Instytut Kulturoznawstwa UAM, Poland; email@example.com
WHY DO WE NEED, IF WE NEED IT AT ALL, THE CONCEPT OF AMBIENT LISTENING?
One of the paths of inquiring the cultural, philosophical, anthropological, but also technological and economic contexts of listening facing the turbulent sonic ecosystem (funded on the music omnipresence and ubiquitous listening) is one marked by the historical and theoretical studies on background music, both artistic (ambient music, Gebrauchsmusik, tafelmusik, musique d’ameublement, Muzak-Plus, and so on) and commercial one (muzak, audio marketing, royalty-free music, etc.) captured as a cultural practice of listening. This emerging field of inquiry delivers a concept of ambient listening based on various epistemologies of music, sound and soundscape – from musicology, trough sociology or anthropology of music, to music psychology, neuroaesthetics, acoustics, media studies, and, of course, sound studies. Even if the background music is usually banned from musical discourse as a nonmusical per se, the reference to this specific music-culture is present in almost all mentioned research fields (most often as a negative example). The growing perspective of ambient and background music studies carries the pure type figure of a listener (real or imagined) described by the mode of distracted or peripheral listening. This perspective not only updates the fundamental problems of music, but also enriches the interdisciplinary research inquiring the idea of music functionally fulfilling the ‘ambience’ of our life. I’d like to devote my presentation to a) a preliminary introduction to ambient music studies and background music studies I performed in my PhD, b) a brief indication of its major epistemologies and conclusions, which are necessary to c) explain the concept of ambient listening as a possible tool for the research on today’s listening habits. At the end, I’d like to highlight the possibilities of exploring this concept in other fields of research surrounding the musicscape (combined music, sound and soundscape).

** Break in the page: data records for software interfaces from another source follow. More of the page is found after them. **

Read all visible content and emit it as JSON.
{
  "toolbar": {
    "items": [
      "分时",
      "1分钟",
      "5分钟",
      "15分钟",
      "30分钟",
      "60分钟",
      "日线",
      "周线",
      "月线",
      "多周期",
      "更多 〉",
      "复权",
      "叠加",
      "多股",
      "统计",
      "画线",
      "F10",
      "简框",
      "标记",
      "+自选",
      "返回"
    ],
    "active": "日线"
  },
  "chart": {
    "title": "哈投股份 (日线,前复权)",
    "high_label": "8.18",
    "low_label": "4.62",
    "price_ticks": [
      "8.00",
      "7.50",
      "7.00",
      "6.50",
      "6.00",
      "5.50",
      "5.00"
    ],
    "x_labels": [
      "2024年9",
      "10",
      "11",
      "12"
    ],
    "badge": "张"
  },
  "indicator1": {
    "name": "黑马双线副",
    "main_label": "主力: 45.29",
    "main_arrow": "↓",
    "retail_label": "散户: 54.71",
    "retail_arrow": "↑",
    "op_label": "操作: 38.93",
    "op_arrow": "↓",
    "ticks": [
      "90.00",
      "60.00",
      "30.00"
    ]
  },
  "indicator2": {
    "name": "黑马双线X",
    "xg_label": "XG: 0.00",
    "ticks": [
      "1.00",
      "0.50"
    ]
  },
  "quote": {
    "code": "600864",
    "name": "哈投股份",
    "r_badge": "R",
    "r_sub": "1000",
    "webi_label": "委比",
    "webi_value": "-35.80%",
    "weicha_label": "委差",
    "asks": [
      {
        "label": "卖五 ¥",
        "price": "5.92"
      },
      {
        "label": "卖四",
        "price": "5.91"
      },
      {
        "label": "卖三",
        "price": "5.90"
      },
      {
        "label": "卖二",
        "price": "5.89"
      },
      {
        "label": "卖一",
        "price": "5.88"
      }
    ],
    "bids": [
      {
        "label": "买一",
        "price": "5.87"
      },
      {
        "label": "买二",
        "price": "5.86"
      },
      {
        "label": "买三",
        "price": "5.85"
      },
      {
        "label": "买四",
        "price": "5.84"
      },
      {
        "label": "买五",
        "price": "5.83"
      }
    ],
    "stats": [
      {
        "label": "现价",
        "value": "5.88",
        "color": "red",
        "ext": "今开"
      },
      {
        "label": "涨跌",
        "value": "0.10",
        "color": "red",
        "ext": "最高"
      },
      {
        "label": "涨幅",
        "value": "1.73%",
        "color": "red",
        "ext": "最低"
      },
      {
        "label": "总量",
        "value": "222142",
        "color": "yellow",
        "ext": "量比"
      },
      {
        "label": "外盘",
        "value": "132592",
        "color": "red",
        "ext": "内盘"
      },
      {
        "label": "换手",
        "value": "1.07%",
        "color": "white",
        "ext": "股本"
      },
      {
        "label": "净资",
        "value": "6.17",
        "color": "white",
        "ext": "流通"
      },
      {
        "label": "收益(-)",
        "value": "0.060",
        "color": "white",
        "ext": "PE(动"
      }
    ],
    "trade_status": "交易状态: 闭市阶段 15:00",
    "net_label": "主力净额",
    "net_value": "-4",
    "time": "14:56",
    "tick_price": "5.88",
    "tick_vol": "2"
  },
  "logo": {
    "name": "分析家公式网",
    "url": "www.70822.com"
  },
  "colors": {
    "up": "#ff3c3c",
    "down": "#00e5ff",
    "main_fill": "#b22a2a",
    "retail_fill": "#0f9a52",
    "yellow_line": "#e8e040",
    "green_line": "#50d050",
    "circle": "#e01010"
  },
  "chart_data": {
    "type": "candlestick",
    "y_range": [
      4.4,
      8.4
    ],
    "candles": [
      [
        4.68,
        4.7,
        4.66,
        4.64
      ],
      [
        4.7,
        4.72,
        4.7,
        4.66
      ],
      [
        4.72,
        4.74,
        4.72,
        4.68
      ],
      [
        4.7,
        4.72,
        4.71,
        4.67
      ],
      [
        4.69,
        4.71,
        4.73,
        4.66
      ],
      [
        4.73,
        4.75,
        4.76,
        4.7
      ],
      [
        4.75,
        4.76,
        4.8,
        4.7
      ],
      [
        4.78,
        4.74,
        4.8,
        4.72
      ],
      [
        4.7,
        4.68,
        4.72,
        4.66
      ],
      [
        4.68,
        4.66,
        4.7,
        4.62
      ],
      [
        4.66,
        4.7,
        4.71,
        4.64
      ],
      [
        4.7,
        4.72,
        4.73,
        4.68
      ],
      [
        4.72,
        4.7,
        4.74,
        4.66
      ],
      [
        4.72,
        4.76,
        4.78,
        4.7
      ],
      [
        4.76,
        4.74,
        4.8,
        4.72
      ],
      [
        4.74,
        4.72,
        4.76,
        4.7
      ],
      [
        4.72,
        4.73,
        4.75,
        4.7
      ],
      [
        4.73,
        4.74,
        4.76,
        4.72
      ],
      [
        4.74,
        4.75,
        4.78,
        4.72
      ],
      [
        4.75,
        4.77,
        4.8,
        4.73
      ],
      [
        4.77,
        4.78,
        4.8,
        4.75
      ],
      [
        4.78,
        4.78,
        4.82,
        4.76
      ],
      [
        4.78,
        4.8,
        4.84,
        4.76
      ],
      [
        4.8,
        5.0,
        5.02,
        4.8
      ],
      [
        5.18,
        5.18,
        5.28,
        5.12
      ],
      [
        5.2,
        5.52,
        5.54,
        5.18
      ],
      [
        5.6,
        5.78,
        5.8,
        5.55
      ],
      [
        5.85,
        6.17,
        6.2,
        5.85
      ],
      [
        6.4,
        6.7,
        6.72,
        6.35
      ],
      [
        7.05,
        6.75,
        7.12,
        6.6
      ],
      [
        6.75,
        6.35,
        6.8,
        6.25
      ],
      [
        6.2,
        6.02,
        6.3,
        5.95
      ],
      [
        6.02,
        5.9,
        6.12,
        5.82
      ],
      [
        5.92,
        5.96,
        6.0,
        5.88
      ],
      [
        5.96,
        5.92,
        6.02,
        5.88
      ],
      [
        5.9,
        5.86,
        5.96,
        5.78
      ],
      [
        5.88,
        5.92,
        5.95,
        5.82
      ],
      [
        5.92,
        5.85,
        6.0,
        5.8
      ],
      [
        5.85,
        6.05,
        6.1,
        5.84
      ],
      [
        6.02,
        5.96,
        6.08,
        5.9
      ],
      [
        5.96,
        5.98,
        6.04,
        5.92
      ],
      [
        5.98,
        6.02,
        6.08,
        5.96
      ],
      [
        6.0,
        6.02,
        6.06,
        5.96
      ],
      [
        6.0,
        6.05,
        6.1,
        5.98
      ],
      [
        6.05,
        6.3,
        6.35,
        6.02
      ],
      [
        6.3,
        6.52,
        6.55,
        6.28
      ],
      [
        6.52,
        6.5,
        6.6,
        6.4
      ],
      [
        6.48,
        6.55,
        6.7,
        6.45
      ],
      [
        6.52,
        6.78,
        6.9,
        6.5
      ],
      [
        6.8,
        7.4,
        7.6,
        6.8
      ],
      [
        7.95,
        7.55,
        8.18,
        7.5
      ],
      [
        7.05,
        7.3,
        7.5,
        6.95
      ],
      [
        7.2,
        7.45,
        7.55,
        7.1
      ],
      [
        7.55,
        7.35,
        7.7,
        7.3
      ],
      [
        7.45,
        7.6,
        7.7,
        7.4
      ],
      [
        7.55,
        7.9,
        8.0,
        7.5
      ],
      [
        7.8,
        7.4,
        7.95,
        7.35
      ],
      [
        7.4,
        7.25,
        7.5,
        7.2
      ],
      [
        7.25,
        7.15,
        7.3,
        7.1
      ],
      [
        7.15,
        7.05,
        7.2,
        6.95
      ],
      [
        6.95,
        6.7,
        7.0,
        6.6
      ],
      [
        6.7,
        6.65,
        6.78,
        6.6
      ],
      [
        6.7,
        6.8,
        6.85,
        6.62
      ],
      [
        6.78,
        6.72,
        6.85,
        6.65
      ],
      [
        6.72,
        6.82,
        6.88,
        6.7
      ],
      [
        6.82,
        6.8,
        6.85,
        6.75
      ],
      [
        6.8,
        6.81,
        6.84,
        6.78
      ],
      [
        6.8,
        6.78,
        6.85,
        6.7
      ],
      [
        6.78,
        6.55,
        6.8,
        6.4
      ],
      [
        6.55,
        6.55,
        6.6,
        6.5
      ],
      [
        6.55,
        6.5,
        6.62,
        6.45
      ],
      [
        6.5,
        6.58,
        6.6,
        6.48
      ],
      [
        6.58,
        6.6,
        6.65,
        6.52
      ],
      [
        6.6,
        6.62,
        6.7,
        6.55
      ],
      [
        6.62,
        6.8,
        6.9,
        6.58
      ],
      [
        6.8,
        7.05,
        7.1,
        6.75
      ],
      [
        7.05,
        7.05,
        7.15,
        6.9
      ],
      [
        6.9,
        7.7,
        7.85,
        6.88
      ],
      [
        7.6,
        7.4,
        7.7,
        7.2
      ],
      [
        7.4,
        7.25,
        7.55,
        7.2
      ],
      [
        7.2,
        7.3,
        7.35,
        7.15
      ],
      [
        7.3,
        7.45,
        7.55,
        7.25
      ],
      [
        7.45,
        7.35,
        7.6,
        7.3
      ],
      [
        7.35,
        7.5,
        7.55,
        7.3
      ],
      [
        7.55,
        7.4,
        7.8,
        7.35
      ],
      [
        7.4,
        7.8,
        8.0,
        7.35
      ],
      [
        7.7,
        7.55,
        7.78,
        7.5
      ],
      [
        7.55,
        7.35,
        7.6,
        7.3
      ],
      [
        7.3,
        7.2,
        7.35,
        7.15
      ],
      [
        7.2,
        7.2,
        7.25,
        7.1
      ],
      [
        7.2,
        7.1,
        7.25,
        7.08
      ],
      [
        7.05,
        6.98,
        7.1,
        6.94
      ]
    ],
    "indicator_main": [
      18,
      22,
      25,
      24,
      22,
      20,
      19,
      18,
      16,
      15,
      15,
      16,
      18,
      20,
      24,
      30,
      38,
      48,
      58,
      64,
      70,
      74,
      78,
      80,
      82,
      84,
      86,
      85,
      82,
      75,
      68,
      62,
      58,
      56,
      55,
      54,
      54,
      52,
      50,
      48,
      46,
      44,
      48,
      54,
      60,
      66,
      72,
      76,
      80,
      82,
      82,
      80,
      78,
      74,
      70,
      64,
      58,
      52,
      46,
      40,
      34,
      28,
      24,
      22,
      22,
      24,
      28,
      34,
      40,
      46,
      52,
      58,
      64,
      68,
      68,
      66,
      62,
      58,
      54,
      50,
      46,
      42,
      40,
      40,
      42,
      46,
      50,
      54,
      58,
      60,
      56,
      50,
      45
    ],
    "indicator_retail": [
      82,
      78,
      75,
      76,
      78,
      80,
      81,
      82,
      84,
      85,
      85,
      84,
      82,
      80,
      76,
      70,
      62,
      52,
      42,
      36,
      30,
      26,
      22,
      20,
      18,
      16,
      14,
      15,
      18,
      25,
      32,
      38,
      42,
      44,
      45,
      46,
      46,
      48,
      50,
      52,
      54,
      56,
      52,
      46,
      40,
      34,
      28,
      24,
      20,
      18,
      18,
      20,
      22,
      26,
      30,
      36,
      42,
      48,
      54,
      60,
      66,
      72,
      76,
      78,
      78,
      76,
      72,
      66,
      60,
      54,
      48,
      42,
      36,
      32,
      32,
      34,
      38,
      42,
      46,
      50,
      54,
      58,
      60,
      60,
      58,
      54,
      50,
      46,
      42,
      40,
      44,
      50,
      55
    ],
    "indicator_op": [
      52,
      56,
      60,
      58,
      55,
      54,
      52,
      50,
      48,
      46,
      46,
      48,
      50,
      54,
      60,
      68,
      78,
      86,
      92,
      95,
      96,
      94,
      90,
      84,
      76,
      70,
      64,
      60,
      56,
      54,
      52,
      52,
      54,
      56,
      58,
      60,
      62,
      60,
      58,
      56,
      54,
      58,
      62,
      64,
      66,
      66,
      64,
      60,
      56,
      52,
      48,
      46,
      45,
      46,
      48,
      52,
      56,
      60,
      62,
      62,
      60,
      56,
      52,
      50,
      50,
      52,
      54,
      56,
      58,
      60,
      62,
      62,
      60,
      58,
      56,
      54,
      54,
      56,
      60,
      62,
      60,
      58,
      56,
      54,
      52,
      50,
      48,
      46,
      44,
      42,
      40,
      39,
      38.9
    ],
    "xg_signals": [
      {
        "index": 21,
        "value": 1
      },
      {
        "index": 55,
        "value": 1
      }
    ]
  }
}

Keywords: Ambient Listening; Distracted Listening; Background Music; Ambient Music; Musicscape; Omnipresence of Music.
Piotr Kędziora is a music culture researcher affiliated in the Institute of Cultural Studies AMU, where he defended his PhD thesis Ambient. Cultures of Listening and Techniques of Sound, scholarship holder of the Ministry of Culture and National Heritage (Project title: Polish Ambient Music) and the author of the award-winning project (Visualizing the Research Process. The case of Ambient Music Studies) at the “Visualization in Science” symposium (Polish Science Academy, Avant Project). Investigating phenomena of the ambient music and background music and focused on its cultural implications on listening as a cultural practice traced in sociology, anthropology, philosophy, neuroaesthetics, media & communication studies, and sound studies. Author of publications in the field of culture, media and music, co-editor of the volumes Mediated culture. Research on the Media in the field of Cultural Studies (2011) and Music Cultures – Cultures of Listening (2020). Electronic & generative music enthusiast, film music creator, also WEB developer and programmer.